Why switch dog food?
-rotating meats provides better nutrition-
Source: Steve Brown, Dog Nutritionist
Rotating poultry with ruminant meats (animals feeding on grass) provides a better balance of nutrients than either just poultry or just ruminant meats provide on their own.
Switching meat sources improves the balance of:
- fatty acids
- amino acids
Improved balances mean better nutrition.
Better Fats by switching foods –
Rotating ruminant and poultry provides a better fat balance. Beef is high in saturated fats, and low, far below minimum standards, in the essential polyunsaturated fats, including LA, linoleic acid, first fatty acid deemed essential for dogs. If one feeds just ruminant meats, one needs to add a source of LA, often from vegetable fats or seeds (for instance, hemp seed to improve balance of fats in beef foods). On the other hand, chicken is high in LA, indeed, fatty chicken diets often exceed maximum recommendations, which can be pro-inflammatory.
If one rotates, a day or two of beef, low in LA, and then a day or two of chicken, high in LA, the LA amounts even out; meeting all standards. To save a little money, one can rotate lean beef foods, and fattier (but not high fat) less expensive, chicken parts. But, if one is not rotating, one has to use leaner chicken parts.
Mineral Balance improves when you rotate meals –
Beef and chicken meats provide different levels of minerals. For example, beef liver contains about 10 times more copper than chicken liver.
- Feed a meal of chicken, with chicken liver, and the diet will probably fall short of minimum recommendations for copper.
- Feed a meal of beef, with more than 5% beef liver, and the food will be copper-rich, with perhaps more copper than is advisable on a continual basis.
Rotation solves the problems.
Amino Acid Balance increases –
As most of us know, turkey and chicken are high in tryptophan, an essential amino acid (proteins consists of long chains of amino acids). On the other hand, beef is low in tryptophan. Some beef diets, using moderately fatty beef, fall short of minimum recommendations for tryptophan. For dogs, lack of tryptophan in high protein diets may lead to aggressive behaviour. Lean (skin and separable fat removed) chicken and turkey breast have about 2.5g of tryptophan per 1000 kcal, while the equivalent leanness beef has about 0.8g of tryptophan per 1000 kcal. It’s important to rotate
Vitamin Balance is achieved when foods are switched regularly –
I’ll use vitamin B12 as an example-
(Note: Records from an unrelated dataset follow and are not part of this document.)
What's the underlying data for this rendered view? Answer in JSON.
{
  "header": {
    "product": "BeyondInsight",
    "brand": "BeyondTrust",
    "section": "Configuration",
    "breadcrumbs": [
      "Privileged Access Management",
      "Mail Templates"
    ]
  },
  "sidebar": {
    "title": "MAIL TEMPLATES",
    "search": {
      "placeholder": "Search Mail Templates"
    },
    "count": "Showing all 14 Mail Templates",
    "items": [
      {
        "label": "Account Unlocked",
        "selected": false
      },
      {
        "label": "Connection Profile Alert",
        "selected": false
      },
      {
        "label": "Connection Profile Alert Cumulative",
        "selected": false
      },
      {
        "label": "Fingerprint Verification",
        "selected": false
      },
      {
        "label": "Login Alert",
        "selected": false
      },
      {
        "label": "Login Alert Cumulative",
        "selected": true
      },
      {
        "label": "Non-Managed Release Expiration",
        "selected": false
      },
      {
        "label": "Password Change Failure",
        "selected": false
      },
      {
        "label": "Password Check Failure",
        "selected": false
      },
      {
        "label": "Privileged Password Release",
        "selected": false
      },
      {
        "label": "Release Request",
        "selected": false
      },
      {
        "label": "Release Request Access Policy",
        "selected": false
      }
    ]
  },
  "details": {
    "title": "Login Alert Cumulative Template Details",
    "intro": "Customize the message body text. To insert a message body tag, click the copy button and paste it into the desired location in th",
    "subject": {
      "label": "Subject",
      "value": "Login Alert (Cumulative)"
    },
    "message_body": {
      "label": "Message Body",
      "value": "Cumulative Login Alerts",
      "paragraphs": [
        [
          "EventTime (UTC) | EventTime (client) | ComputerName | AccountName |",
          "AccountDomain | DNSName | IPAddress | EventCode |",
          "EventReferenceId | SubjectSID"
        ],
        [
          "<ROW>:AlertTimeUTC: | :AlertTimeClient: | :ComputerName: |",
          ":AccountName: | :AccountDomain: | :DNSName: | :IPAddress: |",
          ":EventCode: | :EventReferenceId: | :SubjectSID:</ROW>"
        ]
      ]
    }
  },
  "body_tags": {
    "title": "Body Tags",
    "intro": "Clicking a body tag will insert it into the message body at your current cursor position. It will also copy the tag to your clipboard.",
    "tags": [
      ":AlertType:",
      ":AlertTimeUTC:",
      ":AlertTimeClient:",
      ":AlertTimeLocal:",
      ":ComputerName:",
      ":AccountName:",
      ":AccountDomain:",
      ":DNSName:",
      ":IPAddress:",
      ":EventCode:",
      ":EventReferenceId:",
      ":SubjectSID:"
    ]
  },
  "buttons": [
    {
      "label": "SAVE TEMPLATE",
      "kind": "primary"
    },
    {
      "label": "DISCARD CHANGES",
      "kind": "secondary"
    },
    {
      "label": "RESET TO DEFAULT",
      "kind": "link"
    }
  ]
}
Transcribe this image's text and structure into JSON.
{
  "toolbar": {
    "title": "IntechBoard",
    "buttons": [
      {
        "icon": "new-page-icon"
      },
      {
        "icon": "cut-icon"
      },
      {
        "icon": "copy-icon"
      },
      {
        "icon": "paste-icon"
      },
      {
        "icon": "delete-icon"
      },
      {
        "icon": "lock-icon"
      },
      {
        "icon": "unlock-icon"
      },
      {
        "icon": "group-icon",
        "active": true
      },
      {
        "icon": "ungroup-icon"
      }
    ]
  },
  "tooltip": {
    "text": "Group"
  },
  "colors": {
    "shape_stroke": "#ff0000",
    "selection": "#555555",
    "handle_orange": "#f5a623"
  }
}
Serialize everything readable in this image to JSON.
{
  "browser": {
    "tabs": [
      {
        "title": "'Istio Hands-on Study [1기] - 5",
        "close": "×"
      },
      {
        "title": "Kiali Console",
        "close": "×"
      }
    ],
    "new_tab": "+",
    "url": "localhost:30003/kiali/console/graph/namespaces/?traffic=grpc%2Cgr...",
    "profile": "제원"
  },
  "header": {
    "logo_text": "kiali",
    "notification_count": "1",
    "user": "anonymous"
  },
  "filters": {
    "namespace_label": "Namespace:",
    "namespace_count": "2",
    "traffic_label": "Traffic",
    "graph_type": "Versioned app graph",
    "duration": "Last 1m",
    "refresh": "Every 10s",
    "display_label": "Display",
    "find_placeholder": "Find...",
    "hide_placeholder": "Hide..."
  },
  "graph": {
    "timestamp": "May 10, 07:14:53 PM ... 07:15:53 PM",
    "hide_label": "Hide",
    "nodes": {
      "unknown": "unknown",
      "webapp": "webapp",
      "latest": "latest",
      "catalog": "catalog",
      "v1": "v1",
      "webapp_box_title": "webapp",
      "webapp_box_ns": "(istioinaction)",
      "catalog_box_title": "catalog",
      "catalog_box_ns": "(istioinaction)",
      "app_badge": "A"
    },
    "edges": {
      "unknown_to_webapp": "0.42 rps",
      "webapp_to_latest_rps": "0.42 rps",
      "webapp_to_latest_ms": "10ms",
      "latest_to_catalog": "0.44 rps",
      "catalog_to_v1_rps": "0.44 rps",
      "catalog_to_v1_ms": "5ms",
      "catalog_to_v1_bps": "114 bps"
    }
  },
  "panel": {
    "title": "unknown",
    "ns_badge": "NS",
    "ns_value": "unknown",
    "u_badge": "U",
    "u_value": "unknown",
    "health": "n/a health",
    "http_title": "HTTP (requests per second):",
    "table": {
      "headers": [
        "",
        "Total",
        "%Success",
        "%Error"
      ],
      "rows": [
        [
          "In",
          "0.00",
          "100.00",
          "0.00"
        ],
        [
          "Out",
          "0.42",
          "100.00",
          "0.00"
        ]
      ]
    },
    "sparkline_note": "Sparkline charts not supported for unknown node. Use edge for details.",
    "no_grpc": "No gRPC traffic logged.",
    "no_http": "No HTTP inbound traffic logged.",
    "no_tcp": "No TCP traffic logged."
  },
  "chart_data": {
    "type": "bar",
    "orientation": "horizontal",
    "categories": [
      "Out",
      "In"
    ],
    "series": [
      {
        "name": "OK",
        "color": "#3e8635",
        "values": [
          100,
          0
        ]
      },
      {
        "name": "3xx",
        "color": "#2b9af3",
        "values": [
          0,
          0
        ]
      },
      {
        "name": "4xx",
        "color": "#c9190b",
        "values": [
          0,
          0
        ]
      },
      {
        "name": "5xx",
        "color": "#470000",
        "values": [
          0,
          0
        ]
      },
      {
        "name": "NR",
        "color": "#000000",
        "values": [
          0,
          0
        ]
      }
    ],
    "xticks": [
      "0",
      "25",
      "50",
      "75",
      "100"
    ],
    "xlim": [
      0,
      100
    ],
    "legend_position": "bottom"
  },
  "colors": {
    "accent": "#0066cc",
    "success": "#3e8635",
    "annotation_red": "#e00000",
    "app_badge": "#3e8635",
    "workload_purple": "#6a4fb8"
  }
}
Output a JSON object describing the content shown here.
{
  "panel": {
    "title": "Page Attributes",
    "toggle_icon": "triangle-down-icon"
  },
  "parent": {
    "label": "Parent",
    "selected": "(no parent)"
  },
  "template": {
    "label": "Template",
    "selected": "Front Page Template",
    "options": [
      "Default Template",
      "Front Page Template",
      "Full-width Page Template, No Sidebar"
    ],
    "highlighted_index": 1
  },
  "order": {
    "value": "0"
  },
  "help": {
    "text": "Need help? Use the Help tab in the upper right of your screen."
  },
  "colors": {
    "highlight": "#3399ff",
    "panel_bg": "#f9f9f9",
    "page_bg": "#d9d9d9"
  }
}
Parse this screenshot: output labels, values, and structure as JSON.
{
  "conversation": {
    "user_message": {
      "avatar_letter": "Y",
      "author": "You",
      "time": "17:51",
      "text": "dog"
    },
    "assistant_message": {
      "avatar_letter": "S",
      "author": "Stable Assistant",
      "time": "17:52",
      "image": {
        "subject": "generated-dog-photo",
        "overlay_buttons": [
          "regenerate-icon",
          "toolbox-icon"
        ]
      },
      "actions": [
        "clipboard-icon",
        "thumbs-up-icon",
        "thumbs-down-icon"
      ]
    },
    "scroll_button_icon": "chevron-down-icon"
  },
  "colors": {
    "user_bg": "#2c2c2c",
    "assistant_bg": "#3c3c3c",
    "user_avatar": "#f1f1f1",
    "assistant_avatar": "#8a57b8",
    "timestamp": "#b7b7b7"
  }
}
Chicken has more tryptophan than beef, however, beef has more vitamin B12 than chicken. I’ve seen recipes for chicken and vegetable diets with no organ meats. These diets lack vitamin B12. While typical lean dark chicken meat has just 3.9mcg (micrograms,1 millionth of a gram) per 1000 kcal;a moderately fatty beef, 85% lean, has 104mcg per 1000kcal.
Remember to rotate!